I particularly enjoyed Adepo and Li in the film as both of their characters’ individual plots offer a different lens to view show business in this era. Sidney, a Black man, and Lady Fay, an Asian woman and a lesbian, both face struggles because of their identities, and I was left wishing we got to see more of their stories on screen.
The scene also begins to pull the curtain back on a long line of celebrity cameos that make it into the film including Olivia Wilde, Flea and Tobey Maguire, just to name a few.
After this, the film takes off and never stops, following the ups and downs of all the characters as they navigate through the changing Hollywood landscape. While at some points the movie feels like a fever dream, taking a dark twist later on with a hysterical appearance from Maguire, I thought it was well done, entertaining and did a great job encapsulating the chaos and triumphs of the transformation of cinema.
One smaller thing I really enjoyed about the film was the parallels between the characters and the actors who played them. For instance, Calva himself grew up a lover of cinema in Mexico and got to make his big Hollywood debut starring in "Babylon." This came after years of taking jobs ranging from a caterer to a boom mic operator just to get near a movie set, he told GQ Magazine in a recent interview.
Robbie also mirrors Nellie very closely as she is extremely driven and hard-working in her own career, having reached mass fame in a short period of time following her breakout role in "The Wolf of Wall Street" — where she got the part by slapping Leonardo DiCaprio in the face during the audition, according to a Vanity Fair interview.
I think these parallels make watching the film all the more interesting and go to show a job well done in terms of casting. Though, from the social media reactions I’ve seen so far, the public's perception of the film definitely seems mixed. And honestly, all things considered, I feel the same way.
One Variety Magazine editor tweeted, "Extravagant, decadent and all together delightfully delicious. @babylonmovie is phenomenal filmmaking. This is Damien Chazelle’s love letter to movie making and Margot Robbie’s best performance to date. The score is outstanding."
On the other hand, one Los Angeles Film Critics Association member tweeted that the film was, "Truly monstrous in its thudding insistence on shoving the viewer’s face in the muck and claiming it’s something novel or moving. Chazelle might be the most confident director in Hollywood today, of course, he’s also got some of the worst instincts out there."
Overall, I think "Babylon" did a lot of things well. I thought the plot was very entertaining, keeping me on my toes throughout the entire 3-hour run time (and I get bored easily so that should say a lot)!
The film was visually appealing with cinematography done by Linus Sandgren and costumes by Mary Zophres, and the score was beautifully written by award-winning composer Justin Hurwitz.

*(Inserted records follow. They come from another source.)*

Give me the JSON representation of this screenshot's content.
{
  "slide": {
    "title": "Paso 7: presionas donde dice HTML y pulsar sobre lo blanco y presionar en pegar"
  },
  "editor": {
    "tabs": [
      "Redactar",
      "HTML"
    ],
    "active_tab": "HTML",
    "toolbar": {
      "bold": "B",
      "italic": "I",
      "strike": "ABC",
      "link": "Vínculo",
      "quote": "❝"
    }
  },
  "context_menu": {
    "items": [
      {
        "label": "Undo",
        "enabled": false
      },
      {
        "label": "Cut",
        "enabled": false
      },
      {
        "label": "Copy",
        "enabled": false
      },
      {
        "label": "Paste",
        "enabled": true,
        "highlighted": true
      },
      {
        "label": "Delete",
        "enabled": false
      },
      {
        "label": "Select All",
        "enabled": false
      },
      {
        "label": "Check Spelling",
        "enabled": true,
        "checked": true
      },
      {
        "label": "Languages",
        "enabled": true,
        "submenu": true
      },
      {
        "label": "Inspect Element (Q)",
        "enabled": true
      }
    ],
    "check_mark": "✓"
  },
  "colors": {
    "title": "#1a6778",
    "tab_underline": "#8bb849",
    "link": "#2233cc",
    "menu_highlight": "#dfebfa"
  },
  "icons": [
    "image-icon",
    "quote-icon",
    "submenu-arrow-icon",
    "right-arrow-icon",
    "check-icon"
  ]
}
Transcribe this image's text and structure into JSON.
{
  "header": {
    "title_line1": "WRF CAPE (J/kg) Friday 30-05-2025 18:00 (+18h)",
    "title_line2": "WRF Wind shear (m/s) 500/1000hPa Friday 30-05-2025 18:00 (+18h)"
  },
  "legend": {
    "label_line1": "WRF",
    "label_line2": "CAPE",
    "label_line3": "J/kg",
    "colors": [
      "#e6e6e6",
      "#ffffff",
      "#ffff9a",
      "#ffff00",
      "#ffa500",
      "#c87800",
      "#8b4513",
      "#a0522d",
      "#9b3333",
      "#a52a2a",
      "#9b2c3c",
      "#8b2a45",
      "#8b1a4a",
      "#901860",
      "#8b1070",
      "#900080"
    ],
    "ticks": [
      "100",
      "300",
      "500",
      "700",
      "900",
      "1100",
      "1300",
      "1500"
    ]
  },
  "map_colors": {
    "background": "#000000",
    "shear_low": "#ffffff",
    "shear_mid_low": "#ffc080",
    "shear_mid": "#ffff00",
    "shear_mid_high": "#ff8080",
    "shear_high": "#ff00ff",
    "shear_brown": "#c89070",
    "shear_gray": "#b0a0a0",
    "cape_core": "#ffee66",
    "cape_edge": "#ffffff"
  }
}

That being said, the film was a bit all over the place and messy, losing track of its tone and purpose at some points — I definitely felt a bit lost as a viewer sometimes. There was also something missing about the whole film that left me wanting a little something more.
But you can judge for yourself when "Babylon" hits theaters on December 23 or streaming on Paramount+ at an unspecified future date following its theatrical release.